As the world reels from its deadliest Ebola outbreak, health experts are fast-tracking tests for various vaccines, and hope to have millions of experimental doses by next year.
There is currently no cure or vaccine for Ebola, which continues to spread in Liberia, Sierra Leone and Guinea.
The virus has killed nearly 5,000 people — mostly in those three nations — and infected twice that number.
Scientists racing to stop the Ebola epidemic are trying various experimental drugs on patients, including ZMapp and TKM-Ebola.
In addition to drug development, there’s a scramble to develop vaccines, with scores of companies working on experimental doses, the World Health Organization said this week.
Health care workers in affected nations will get the first opportunity to try the experimental vaccines.
GlaxoSmithKline and the Public Health Agency of Canada are already conducting the first phase of clinical trials for two experimental vaccines, according to the WHO.
The latter hopes to have 12 million experimental doses by the first quarter of next year.
The GSK vaccine is being tried on healthy volunteers in the UK and Mali; the Canadian one is undergoing testing on healthy volunteers in the United States.
“If the vaccines are determined to be safe, tens of thousands of doses could be used in West African trials beginning in January of next year,” the WHO said.
Other vaccines in the works include those by Protein Sciences and Inovio, and another one by Russian scientists.
According to the latest WHO figures released Saturday, there have been at least 10,141 cases of Ebola — with 4,922 reported deaths — as of Thursday.
Liberia, Sierra Leone and Guinea account for nearly all the cases.
All but one district in Liberia and all districts in Sierra Leone have reported at least one case of Ebola since the start of the outbreak in March, the WHO said.
About 450 health workers have caught the virus worldwide. Of those, 244 have died.
Ebola is spread by direct contact with the bodily fluids of an infected person.
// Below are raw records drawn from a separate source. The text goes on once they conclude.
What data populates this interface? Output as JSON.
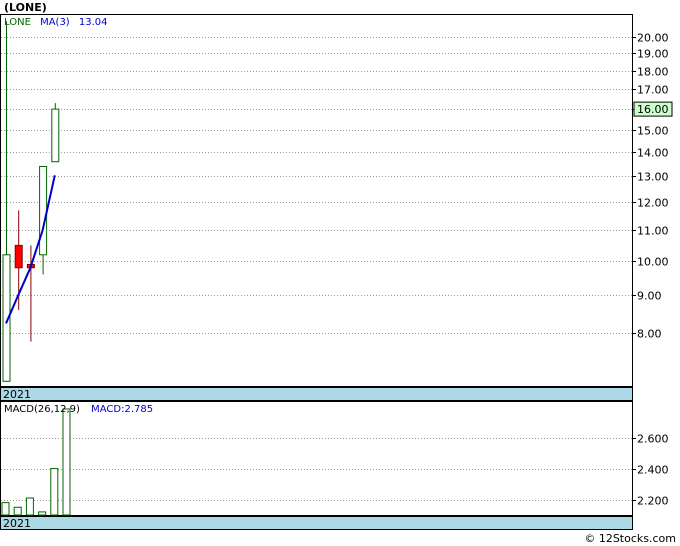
{
  "title": "(LONE)",
  "colors": {
    "up_candle_border": "#006400",
    "down_candle_fill": "#ff0000",
    "down_candle_border": "#8b0000",
    "ma_line": "#0000cc",
    "price_badge_bg": "#ccffcc",
    "band_bg": "#add8e6",
    "grid": "#999999"
  },
  "footer": "© 12Stocks.com",
  "chart_data": [
    {
      "type": "candlestick",
      "name": "price",
      "legend": {
        "symbol": "LONE",
        "ma_label": "MA(3)",
        "ma_value": "13.04"
      },
      "period_label": "2021",
      "current_price": "16.00",
      "y_scale": "log",
      "ylim": [
        6.8,
        21.4
      ],
      "yticks": [
        "8.00",
        "9.00",
        "10.00",
        "11.00",
        "12.00",
        "13.00",
        "14.00",
        "15.00",
        "16.00",
        "17.00",
        "18.00",
        "19.00",
        "20.00"
      ],
      "grid": true,
      "candles": [
        {
          "open": 6.9,
          "high": 21.0,
          "low": 6.9,
          "close": 10.2
        },
        {
          "open": 10.5,
          "high": 11.7,
          "low": 8.6,
          "close": 9.8
        },
        {
          "open": 9.9,
          "high": 10.5,
          "low": 7.8,
          "close": 9.8
        },
        {
          "open": 10.2,
          "high": 13.4,
          "low": 9.6,
          "close": 13.4
        },
        {
          "open": 13.6,
          "high": 16.3,
          "low": 13.6,
          "close": 16.0
        }
      ],
      "ma3": [
        8.25,
        9.0,
        9.8,
        11.0,
        13.04
      ]
    },
    {
      "type": "bar",
      "name": "macd",
      "legend": {
        "label": "MACD(26,12,9)",
        "value_label": "MACD:2.785"
      },
      "period_label": "2021",
      "ylim": [
        2.1,
        2.83
      ],
      "yticks": [
        "2.200",
        "2.400",
        "2.600"
      ],
      "grid": true,
      "values": [
        2.18,
        2.15,
        2.21,
        2.12,
        2.4,
        2.785
      ]
    }
  ]
}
The push for vaccines came as new cases of Ebola were confirmed in New York and Mali, the latter the first case in that nation.